(Component data from apps and pages)
***

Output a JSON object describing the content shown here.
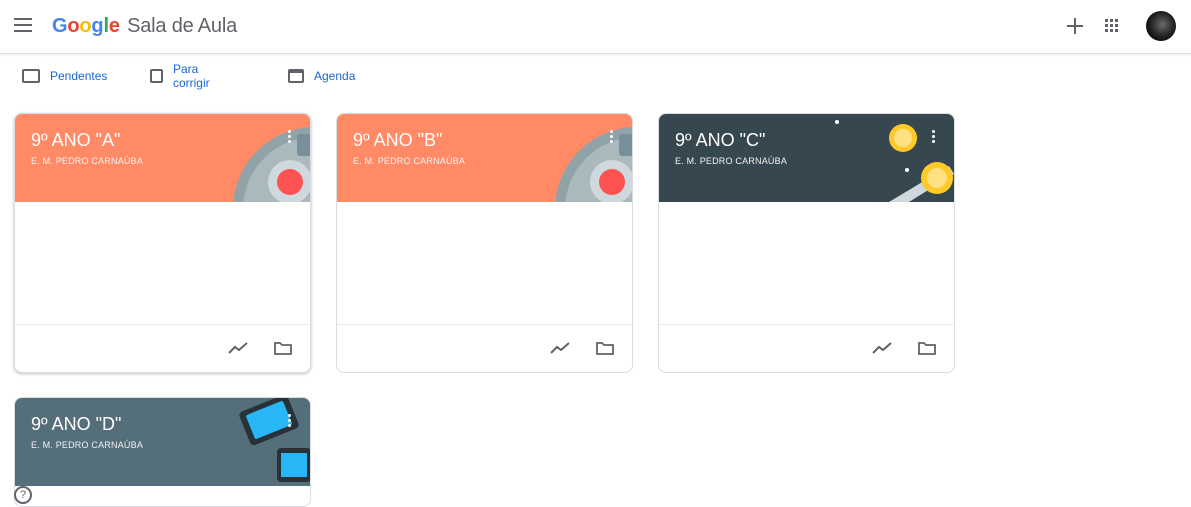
{
  "header": {
    "logo_letters": [
      {
        "ch": "G",
        "color": "#4285f4"
      },
      {
        "ch": "o",
        "color": "#ea4335"
      },
      {
        "ch": "o",
        "color": "#fbbc05"
      },
      {
        "ch": "g",
        "color": "#4285f4"
      },
      {
        "ch": "l",
        "color": "#34a853"
      },
      {
        "ch": "e",
        "color": "#ea4335"
      }
    ],
    "product_name": "Sala de Aula",
    "icons": [
      "menu-icon",
      "plus-icon",
      "apps-icon",
      "avatar"
    ]
  },
  "subnav": {
    "items": [
      {
        "label": "Pendentes",
        "icon": "todo-icon"
      },
      {
        "label": "Para corrigir",
        "icon": "review-icon"
      },
      {
        "label": "Agenda",
        "icon": "calendar-icon"
      }
    ]
  },
  "classes": [
    {
      "title": "9º ANO \"A\"",
      "subtitle": "E. M. PEDRO CARNAÚBA",
      "banner_color": "#ff8a65",
      "theme": "lab"
    },
    {
      "title": "9º ANO \"B\"",
      "subtitle": "E. M. PEDRO CARNAÚBA",
      "banner_color": "#ff8a65",
      "theme": "lab"
    },
    {
      "title": "9º ANO \"C\"",
      "subtitle": "E. M. PEDRO CARNAÚBA",
      "banner_color": "#37474f",
      "theme": "space"
    },
    {
      "title": "9º ANO \"D\"",
      "subtitle": "E. M. PEDRO CARNAÚBA",
      "banner_color": "#546e7a",
      "theme": "tablets"
    }
  ],
  "help": {
    "label": "?"
  }
}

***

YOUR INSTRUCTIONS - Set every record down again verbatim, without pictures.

RESULT -
Output a JSON object describing the content shown here.
{
  "header": {
    "logo_letters": [
      {
        "ch": "G",
        "color": "#4285f4"
      },
      {
        "ch": "o",
        "color": "#ea4335"
      },
      {
        "ch": "o",
        "color": "#fbbc05"
      },
      {
        "ch": "g",
        "color": "#4285f4"
      },
      {
        "ch": "l",
        "color": "#34a853"
      },
      {
        "ch": "e",
        "color": "#ea4335"
      }
    ],
    "product_name": "Sala de Aula",
    "icons": [
      "menu-icon",
      "plus-icon",
      "apps-icon",
      "avatar"
    ]
  },
  "subnav": {
    "items": [
      {
        "label": "Pendentes",
        "icon": "todo-icon"
      },
      {
        "label": "Para corrigir",
        "icon": "review-icon"
      },
      {
        "label": "Agenda",
        "icon": "calendar-icon"
      }
    ]
  },
  "classes": [
    {
      "title": "9º ANO \"A\"",
      "subtitle": "E. M. PEDRO CARNAÚBA",
      "banner_color": "#ff8a65",
      "theme": "lab"
    },
    {
      "title": "9º ANO \"B\"",
      "subtitle": "E. M. PEDRO CARNAÚBA",
      "banner_color": "#ff8a65",
      "theme": "lab"
    },
    {
      "title": "9º ANO \"C\"",
      "subtitle": "E. M. PEDRO CARNAÚBA",
      "banner_color": "#37474f",
      "theme": "space"
    },
    {
      "title": "9º ANO \"D\"",
      "subtitle": "E. M. PEDRO CARNAÚBA",
      "banner_color": "#546e7a",
      "theme": "tablets"
    }
  ],
  "help": {
    "label": "?"
  }
}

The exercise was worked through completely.